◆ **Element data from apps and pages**
--------

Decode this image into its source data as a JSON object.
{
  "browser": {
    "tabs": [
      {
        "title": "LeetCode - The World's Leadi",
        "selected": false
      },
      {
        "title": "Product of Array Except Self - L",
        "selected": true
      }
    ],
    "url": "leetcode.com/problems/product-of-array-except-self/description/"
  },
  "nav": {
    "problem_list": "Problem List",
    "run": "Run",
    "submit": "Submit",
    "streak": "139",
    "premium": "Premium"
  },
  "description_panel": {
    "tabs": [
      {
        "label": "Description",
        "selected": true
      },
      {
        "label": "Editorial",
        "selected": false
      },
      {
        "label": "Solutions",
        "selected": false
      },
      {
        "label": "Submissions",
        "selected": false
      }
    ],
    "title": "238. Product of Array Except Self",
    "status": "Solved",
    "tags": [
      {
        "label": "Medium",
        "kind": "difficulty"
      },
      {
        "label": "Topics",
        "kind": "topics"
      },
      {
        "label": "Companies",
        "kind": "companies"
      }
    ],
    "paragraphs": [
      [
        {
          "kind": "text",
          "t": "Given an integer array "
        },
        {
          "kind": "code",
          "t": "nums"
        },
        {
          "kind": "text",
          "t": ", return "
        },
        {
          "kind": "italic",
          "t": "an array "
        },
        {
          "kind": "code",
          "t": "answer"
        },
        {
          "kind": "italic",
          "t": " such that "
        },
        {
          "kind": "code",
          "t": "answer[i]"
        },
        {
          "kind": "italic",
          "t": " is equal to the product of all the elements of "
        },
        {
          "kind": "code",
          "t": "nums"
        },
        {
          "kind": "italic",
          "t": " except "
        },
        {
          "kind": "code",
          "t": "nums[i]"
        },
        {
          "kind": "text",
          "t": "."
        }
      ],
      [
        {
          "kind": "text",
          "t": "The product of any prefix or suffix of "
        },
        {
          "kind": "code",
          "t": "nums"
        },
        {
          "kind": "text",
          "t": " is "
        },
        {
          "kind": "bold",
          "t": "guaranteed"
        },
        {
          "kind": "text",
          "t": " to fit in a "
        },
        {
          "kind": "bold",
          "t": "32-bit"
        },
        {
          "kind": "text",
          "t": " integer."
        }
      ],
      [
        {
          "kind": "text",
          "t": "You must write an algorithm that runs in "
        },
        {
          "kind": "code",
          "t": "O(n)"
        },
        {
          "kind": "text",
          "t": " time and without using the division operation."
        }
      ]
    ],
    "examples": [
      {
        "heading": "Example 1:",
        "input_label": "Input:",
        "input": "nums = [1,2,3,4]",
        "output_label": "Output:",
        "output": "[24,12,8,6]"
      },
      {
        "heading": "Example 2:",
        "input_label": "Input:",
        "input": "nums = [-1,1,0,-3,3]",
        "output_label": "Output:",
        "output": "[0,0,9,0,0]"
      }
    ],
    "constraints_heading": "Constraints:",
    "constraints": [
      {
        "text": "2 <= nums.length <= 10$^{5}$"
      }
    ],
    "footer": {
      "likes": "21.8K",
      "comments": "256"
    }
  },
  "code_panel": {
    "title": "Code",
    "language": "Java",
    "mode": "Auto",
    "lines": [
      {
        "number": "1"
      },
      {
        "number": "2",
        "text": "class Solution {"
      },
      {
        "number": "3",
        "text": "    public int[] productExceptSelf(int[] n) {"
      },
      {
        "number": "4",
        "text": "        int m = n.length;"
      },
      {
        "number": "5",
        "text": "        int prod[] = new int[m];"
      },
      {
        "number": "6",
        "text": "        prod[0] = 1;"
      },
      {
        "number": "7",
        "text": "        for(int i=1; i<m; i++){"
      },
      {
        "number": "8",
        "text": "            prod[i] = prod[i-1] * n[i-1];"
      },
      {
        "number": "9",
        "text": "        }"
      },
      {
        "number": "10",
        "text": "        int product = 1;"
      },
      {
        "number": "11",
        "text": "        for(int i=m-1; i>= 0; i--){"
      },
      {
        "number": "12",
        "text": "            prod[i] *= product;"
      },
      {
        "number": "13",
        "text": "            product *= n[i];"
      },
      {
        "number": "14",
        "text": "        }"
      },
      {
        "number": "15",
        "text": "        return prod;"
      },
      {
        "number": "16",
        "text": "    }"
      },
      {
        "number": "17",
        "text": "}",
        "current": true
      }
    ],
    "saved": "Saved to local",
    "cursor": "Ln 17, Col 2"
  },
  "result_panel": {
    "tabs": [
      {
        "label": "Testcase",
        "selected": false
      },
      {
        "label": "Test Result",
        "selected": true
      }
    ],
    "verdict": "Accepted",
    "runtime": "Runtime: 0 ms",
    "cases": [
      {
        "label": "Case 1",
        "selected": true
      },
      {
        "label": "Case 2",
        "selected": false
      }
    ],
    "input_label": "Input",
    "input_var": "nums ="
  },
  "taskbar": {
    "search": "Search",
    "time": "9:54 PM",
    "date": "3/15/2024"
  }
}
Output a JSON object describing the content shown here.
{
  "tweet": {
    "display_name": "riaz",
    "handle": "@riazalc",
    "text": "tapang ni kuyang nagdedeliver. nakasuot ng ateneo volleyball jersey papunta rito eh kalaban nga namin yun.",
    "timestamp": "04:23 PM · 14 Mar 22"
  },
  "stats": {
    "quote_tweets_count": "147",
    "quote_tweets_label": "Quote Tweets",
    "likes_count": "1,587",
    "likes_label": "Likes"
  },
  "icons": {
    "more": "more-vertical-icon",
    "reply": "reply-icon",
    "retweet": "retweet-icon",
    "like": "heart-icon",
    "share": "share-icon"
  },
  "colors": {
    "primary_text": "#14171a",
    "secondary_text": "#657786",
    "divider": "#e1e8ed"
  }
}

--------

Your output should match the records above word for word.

◆ **REPLY**
Decode this image into its source data as a JSON object.
{
  "browser": {
    "tabs": [
      {
        "title": "LeetCode - The World's Leadi",
        "selected": false
      },
      {
        "title": "Product of Array Except Self - L",
        "selected": true
      }
    ],
    "url": "leetcode.com/problems/product-of-array-except-self/description/"
  },
  "nav": {
    "problem_list": "Problem List",
    "run": "Run",
    "submit": "Submit",
    "streak": "139",
    "premium": "Premium"
  },
  "description_panel": {
    "tabs": [
      {
        "label": "Description",
        "selected": true
      },
      {
        "label": "Editorial",
        "selected": false
      },
      {
        "label": "Solutions",
        "selected": false
      },
      {
        "label": "Submissions",
        "selected": false
      }
    ],
    "title": "238. Product of Array Except Self",
    "status": "Solved",
    "tags": [
      {
        "label": "Medium",
        "kind": "difficulty"
      },
      {
        "label": "Topics",
        "kind": "topics"
      },
      {
        "label": "Companies",
        "kind": "companies"
      }
    ],
    "paragraphs": [
      [
        {
          "kind": "text",
          "t": "Given an integer array "
        },
        {
          "kind": "code",
          "t": "nums"
        },
        {
          "kind": "text",
          "t": ", return "
        },
        {
          "kind": "italic",
          "t": "an array "
        },
        {
          "kind": "code",
          "t": "answer"
        },
        {
          "kind": "italic",
          "t": " such that "
        },
        {
          "kind": "code",
          "t": "answer[i]"
        },
        {
          "kind": "italic",
          "t": " is equal to the product of all the elements of "
        },
        {
          "kind": "code",
          "t": "nums"
        },
        {
          "kind": "italic",
          "t": " except "
        },
        {
          "kind": "code",
          "t": "nums[i]"
        },
        {
          "kind": "text",
          "t": "."
        }
      ],
      [
        {
          "kind": "text",
          "t": "The product of any prefix or suffix of "
        },
        {
          "kind": "code",
          "t": "nums"
        },
        {
          "kind": "text",
          "t": " is "
        },
        {
          "kind": "bold",
          "t": "guaranteed"
        },
        {
          "kind": "text",
          "t": " to fit in a "
        },
        {
          "kind": "bold",
          "t": "32-bit"
        },
        {
          "kind": "text",
          "t": " integer."
        }
      ],
      [
        {
          "kind": "text",
          "t": "You must write an algorithm that runs in "
        },
        {
          "kind": "code",
          "t": "O(n)"
        },
        {
          "kind": "text",
          "t": " time and without using the division operation."
        }
      ]
    ],
    "examples": [
      {
        "heading": "Example 1:",
        "input_label": "Input:",
        "input": "nums = [1,2,3,4]",
        "output_label": "Output:",
        "output": "[24,12,8,6]"
      },
      {
        "heading": "Example 2:",
        "input_label": "Input:",
        "input": "nums = [-1,1,0,-3,3]",
        "output_label": "Output:",
        "output": "[0,0,9,0,0]"
      }
    ],
    "constraints_heading": "Constraints:",
    "constraints": [
      {
        "text": "2 <= nums.length <= 10$^{5}$"
      }
    ],
    "footer": {
      "likes": "21.8K",
      "comments": "256"
    }
  },
  "code_panel": {
    "title": "Code",
    "language": "Java",
    "mode": "Auto",
    "lines": [
      {
        "number": "1"
      },
      {
        "number": "2",
        "text": "class Solution {"
      },
      {
        "number": "3",
        "text": "    public int[] productExceptSelf(int[] n) {"
      },
      {
        "number": "4",
        "text": "        int m = n.length;"
      },
      {
        "number": "5",
        "text": "        int prod[] = new int[m];"
      },
      {
        "number": "6",
        "text": "        prod[0] = 1;"
      },
      {
        "number": "7",
        "text": "        for(int i=1; i<m; i++){"
      },
      {
        "number": "8",
        "text": "            prod[i] = prod[i-1] * n[i-1];"
      },
      {
        "number": "9",
        "text": "        }"
      },
      {
        "number": "10",
        "text": "        int product = 1;"
      },
      {
        "number": "11",
        "text": "        for(int i=m-1; i>= 0; i--){"
      },
      {
        "number": "12",
        "text": "            prod[i] *= product;"
      },
      {
        "number": "13",
        "text": "            product *= n[i];"
      },
      {
        "number": "14",
        "text": "        }"
      },
      {
        "number": "15",
        "text": "        return prod;"
      },
      {
        "number": "16",
        "text": "    }"
      },
      {
        "number": "17",
        "text": "}",
        "current": true
      }
    ],
    "saved": "Saved to local",
    "cursor": "Ln 17, Col 2"
  },
  "result_panel": {
    "tabs": [
      {
        "label": "Testcase",
        "selected": false
      },
      {
        "label": "Test Result",
        "selected": true
      }
    ],
    "verdict": "Accepted",
    "runtime": "Runtime: 0 ms",
    "cases": [
      {
        "label": "Case 1",
        "selected": true
      },
      {
        "label": "Case 2",
        "selected": false
      }
    ],
    "input_label": "Input",
    "input_var": "nums ="
  },
  "taskbar": {
    "search": "Search",
    "time": "9:54 PM",
    "date": "3/15/2024"
  }
}
Output a JSON object describing the content shown here.
{
  "tweet": {
    "display_name": "riaz",
    "handle": "@riazalc",
    "text": "tapang ni kuyang nagdedeliver. nakasuot ng ateneo volleyball jersey papunta rito eh kalaban nga namin yun.",
    "timestamp": "04:23 PM · 14 Mar 22"
  },
  "stats": {
    "quote_tweets_count": "147",
    "quote_tweets_label": "Quote Tweets",
    "likes_count": "1,587",
    "likes_label": "Likes"
  },
  "icons": {
    "more": "more-vertical-icon",
    "reply": "reply-icon",
    "retweet": "retweet-icon",
    "like": "heart-icon",
    "share": "share-icon"
  },
  "colors": {
    "primary_text": "#14171a",
    "secondary_text": "#657786",
    "divider": "#e1e8ed"
  }
}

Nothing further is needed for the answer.